Auto populating code/pre tags with HTML content using JavaScript

On a recent static style guide build I got tired of manually inserting sample code content into <code> tags; especially as I hadn’t fully made up my mind on exactly what the markup should be. Each change meant I was copy and pasting the new markup into a new window in my text editor and search and replacing the < and > so that it would render as expected in the browser. I see most problems as a Front End problem so I wrote a quick function to do this for me. I’m writing this down and sharing because a quick Google search didn’t reveal any similar functions.

The script makes a few assumptions about how you write your markup: specifically that you indent with two spaces for tabbing in your text editor. It could be adapted to work with tabs or four spaces but I use two and thats that.

Firstly the function grabs the target elements HTML using outerHTML. This includes the element itself, unlike innerHTML or jQuery’s .html() helper. Googling “jQuery html including self” does show a variety of crazy answers that involve cloning the element, wrapping it in another element, and then getting the html of the contents of the wrapping element. This is not necessary when JavaScript already gave us a nice method. Remember, you might not need jQuery.

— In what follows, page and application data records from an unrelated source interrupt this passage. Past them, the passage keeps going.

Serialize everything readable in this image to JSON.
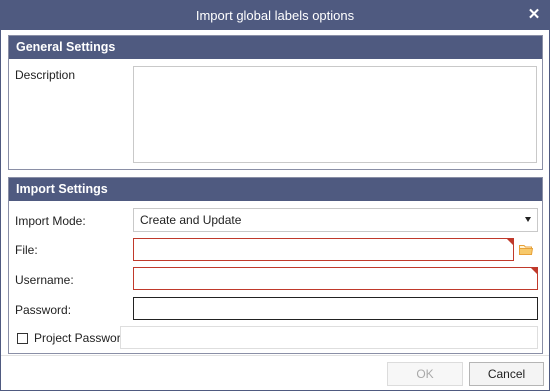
{
  "dialog": {
    "title": "Import global labels options"
  },
  "general": {
    "header": "General Settings",
    "description_label": "Description",
    "description_value": ""
  },
  "import": {
    "header": "Import Settings",
    "mode_label": "Import Mode:",
    "mode_value": "Create and Update",
    "file_label": "File:",
    "file_value": "",
    "username_label": "Username:",
    "username_value": "",
    "password_label": "Password:",
    "password_value": "",
    "project_password_label": "Project Password:",
    "project_password_value": "",
    "project_password_checked": false
  },
  "footer": {
    "ok_label": "OK",
    "cancel_label": "Cancel"
  },
  "icons": {
    "close": "close-icon",
    "folder": "folder-icon",
    "dropdown": "chevron-down-icon"
  },
  "colors": {
    "header_bg": "#4f5a80",
    "error_border": "#c0392b",
    "folder_icon": "#e8a23a"
  }
}
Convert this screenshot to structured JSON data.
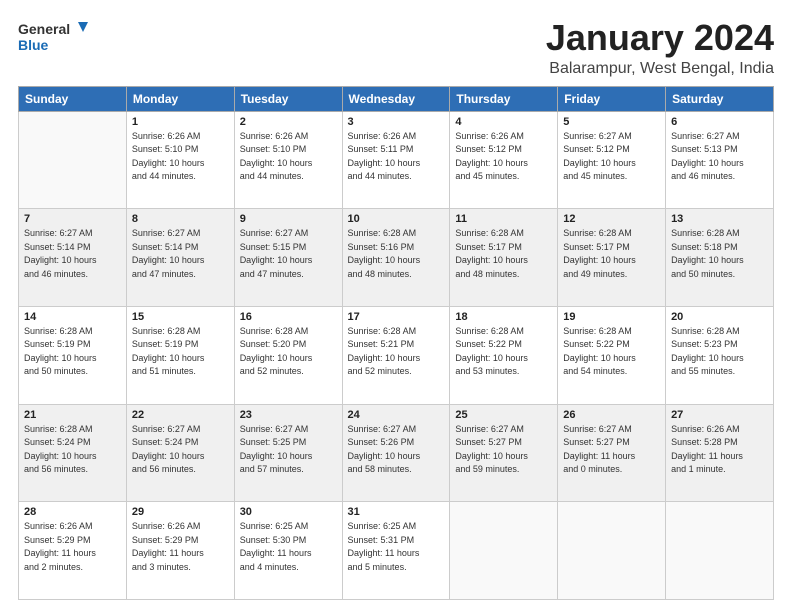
{
  "logo": {
    "line1": "General",
    "line2": "Blue"
  },
  "title": "January 2024",
  "location": "Balarampur, West Bengal, India",
  "days_of_week": [
    "Sunday",
    "Monday",
    "Tuesday",
    "Wednesday",
    "Thursday",
    "Friday",
    "Saturday"
  ],
  "weeks": [
    [
      {
        "day": "",
        "info": ""
      },
      {
        "day": "1",
        "info": "Sunrise: 6:26 AM\nSunset: 5:10 PM\nDaylight: 10 hours\nand 44 minutes."
      },
      {
        "day": "2",
        "info": "Sunrise: 6:26 AM\nSunset: 5:10 PM\nDaylight: 10 hours\nand 44 minutes."
      },
      {
        "day": "3",
        "info": "Sunrise: 6:26 AM\nSunset: 5:11 PM\nDaylight: 10 hours\nand 44 minutes."
      },
      {
        "day": "4",
        "info": "Sunrise: 6:26 AM\nSunset: 5:12 PM\nDaylight: 10 hours\nand 45 minutes."
      },
      {
        "day": "5",
        "info": "Sunrise: 6:27 AM\nSunset: 5:12 PM\nDaylight: 10 hours\nand 45 minutes."
      },
      {
        "day": "6",
        "info": "Sunrise: 6:27 AM\nSunset: 5:13 PM\nDaylight: 10 hours\nand 46 minutes."
      }
    ],
    [
      {
        "day": "7",
        "info": "Sunrise: 6:27 AM\nSunset: 5:14 PM\nDaylight: 10 hours\nand 46 minutes."
      },
      {
        "day": "8",
        "info": "Sunrise: 6:27 AM\nSunset: 5:14 PM\nDaylight: 10 hours\nand 47 minutes."
      },
      {
        "day": "9",
        "info": "Sunrise: 6:27 AM\nSunset: 5:15 PM\nDaylight: 10 hours\nand 47 minutes."
      },
      {
        "day": "10",
        "info": "Sunrise: 6:28 AM\nSunset: 5:16 PM\nDaylight: 10 hours\nand 48 minutes."
      },
      {
        "day": "11",
        "info": "Sunrise: 6:28 AM\nSunset: 5:17 PM\nDaylight: 10 hours\nand 48 minutes."
      },
      {
        "day": "12",
        "info": "Sunrise: 6:28 AM\nSunset: 5:17 PM\nDaylight: 10 hours\nand 49 minutes."
      },
      {
        "day": "13",
        "info": "Sunrise: 6:28 AM\nSunset: 5:18 PM\nDaylight: 10 hours\nand 50 minutes."
      }
    ],
    [
      {
        "day": "14",
        "info": "Sunrise: 6:28 AM\nSunset: 5:19 PM\nDaylight: 10 hours\nand 50 minutes."
      },
      {
        "day": "15",
        "info": "Sunrise: 6:28 AM\nSunset: 5:19 PM\nDaylight: 10 hours\nand 51 minutes."
      },
      {
        "day": "16",
        "info": "Sunrise: 6:28 AM\nSunset: 5:20 PM\nDaylight: 10 hours\nand 52 minutes."
      },
      {
        "day": "17",
        "info": "Sunrise: 6:28 AM\nSunset: 5:21 PM\nDaylight: 10 hours\nand 52 minutes."
      },
      {
        "day": "18",
        "info": "Sunrise: 6:28 AM\nSunset: 5:22 PM\nDaylight: 10 hours\nand 53 minutes."
      },
      {
        "day": "19",
        "info": "Sunrise: 6:28 AM\nSunset: 5:22 PM\nDaylight: 10 hours\nand 54 minutes."
      },
      {
        "day": "20",
        "info": "Sunrise: 6:28 AM\nSunset: 5:23 PM\nDaylight: 10 hours\nand 55 minutes."
      }
    ],
    [
      {
        "day": "21",
        "info": "Sunrise: 6:28 AM\nSunset: 5:24 PM\nDaylight: 10 hours\nand 56 minutes."
      },
      {
        "day": "22",
        "info": "Sunrise: 6:27 AM\nSunset: 5:24 PM\nDaylight: 10 hours\nand 56 minutes."
      },
      {
        "day": "23",
        "info": "Sunrise: 6:27 AM\nSunset: 5:25 PM\nDaylight: 10 hours\nand 57 minutes."
      },
      {
        "day": "24",
        "info": "Sunrise: 6:27 AM\nSunset: 5:26 PM\nDaylight: 10 hours\nand 58 minutes."
      },
      {
        "day": "25",
        "info": "Sunrise: 6:27 AM\nSunset: 5:27 PM\nDaylight: 10 hours\nand 59 minutes."
      },
      {
        "day": "26",
        "info": "Sunrise: 6:27 AM\nSunset: 5:27 PM\nDaylight: 11 hours\nand 0 minutes."
      },
      {
        "day": "27",
        "info": "Sunrise: 6:26 AM\nSunset: 5:28 PM\nDaylight: 11 hours\nand 1 minute."
      }
    ],
    [
      {
        "day": "28",
        "info": "Sunrise: 6:26 AM\nSunset: 5:29 PM\nDaylight: 11 hours\nand 2 minutes."
      },
      {
        "day": "29",
        "info": "Sunrise: 6:26 AM\nSunset: 5:29 PM\nDaylight: 11 hours\nand 3 minutes."
      },
      {
        "day": "30",
        "info": "Sunrise: 6:25 AM\nSunset: 5:30 PM\nDaylight: 11 hours\nand 4 minutes."
      },
      {
        "day": "31",
        "info": "Sunrise: 6:25 AM\nSunset: 5:31 PM\nDaylight: 11 hours\nand 5 minutes."
      },
      {
        "day": "",
        "info": ""
      },
      {
        "day": "",
        "info": ""
      },
      {
        "day": "",
        "info": ""
      }
    ]
  ]
}
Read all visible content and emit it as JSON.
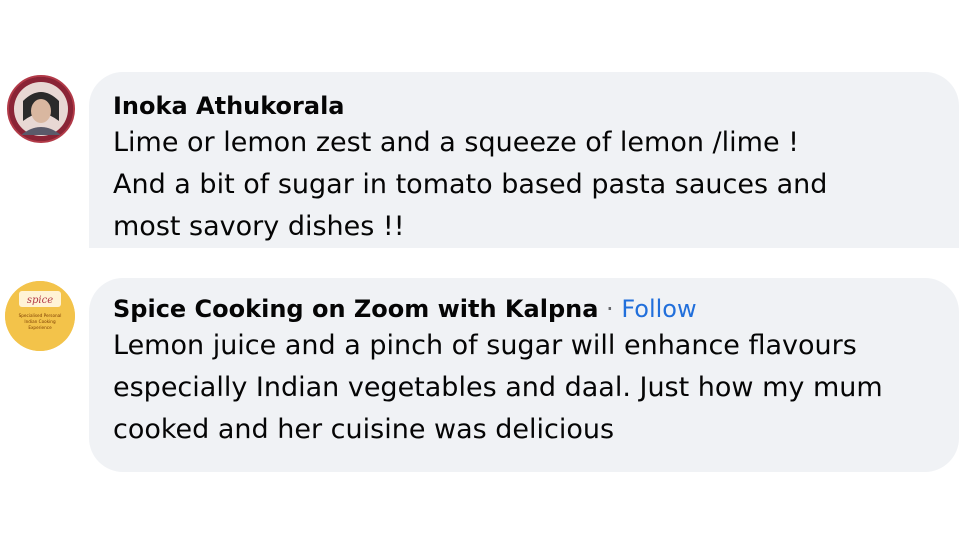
{
  "comments": [
    {
      "author": "Inoka Athukorala",
      "lines": [
        "Lime or lemon zest and a squeeze of lemon /lime !",
        "And a bit of sugar in tomato based pasta sauces and",
        "most savory dishes !!"
      ],
      "avatar_icon": "profile-photo-avatar"
    },
    {
      "author": "Spice Cooking on Zoom with Kalpna",
      "separator": " · ",
      "follow_label": "Follow",
      "lines": [
        "Lemon juice and a pinch of sugar will enhance flavours",
        "especially Indian vegetables and daal. Just how my mum",
        "cooked and her cuisine was delicious"
      ],
      "avatar_icon": "spice-logo-avatar",
      "avatar_text": "Specialised Personal Indian Cooking Experience",
      "avatar_logo": "spice"
    }
  ],
  "colors": {
    "bubble_bg": "#f0f2f5",
    "text": "#050505",
    "link": "#216fdb",
    "muted": "#65676b"
  }
}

My first thought was that I could then use string search and replace in this HTML to replace the <, > and remove the reference to the function call I use in the HTML (data-behaviors) and then update the content of the code block and I’d be done.

Except you end up with weird spacing:

<section class="box">
      <header>
        <h3>Box</h3>
      </header>
      <p>Content</p>
      <footer>
        <a href="#" class="btn">Button</a>
      </footer>
    </section>

Rather than the nice spacing you wanted:

<section class="box">
  <header>
    <h3>Box</h3>
  </header>
  <p>Content</p>
  <footer>
    <a href="#" class="btn">Button</a>
  </footer>
</section>

Which makes sense, the HTML we’ve read from the page contains those spaces. The number of extra spaces to remove varies between how far spaced in the sample code you want to copy is; so no one number will be right for all code samples on a page.

outerHTML returns the HTML including the tag itself, but not the space before it; you have to concentrate on the second line of content in your code sample to work out how much white-space to remove. Using a string match with some RegEx we can grab a string comprising of a new line character \n and the white-space before the first none white-space character. We can then use this in a replace to cut out the unnecessary white-space at the start of each line.

sample_html.match(/\n+\s+\S/)[0]

Here we’re looking for a new line (\n) followed by white-space (\s) which is followed by none white-space (\S). match returns an array and as I didn’t set the global flag, the array will only contain one item, so I return it. For our replace we only want this matched string, minus the non-white-space character and minus two more spaces, because we double space on tab in our code. So we slice the string minus the three characters we don’t want.

white_space = sample_html.match(/\n+\s+\S/)[0].slice(0,(sample_html.match(/\n+\s+\S/)[0].length-3));

We end up with something like:

console.log(white_space); // "\n    "

Next up we feed this into a replace:

var re = new RegExp(white_space,"g");
sample_html = sample_html.replace(re,"\n");

This replaces the stored string with just a new-line character while preserving the intended code sample indenting.

You’ll also see in the code that I give my white_space variable an initial value of . This is to stop the replace adding new line characters before every character in the code and assumes you didn’t use in your sample anywhere.

Have a play with the CodePen.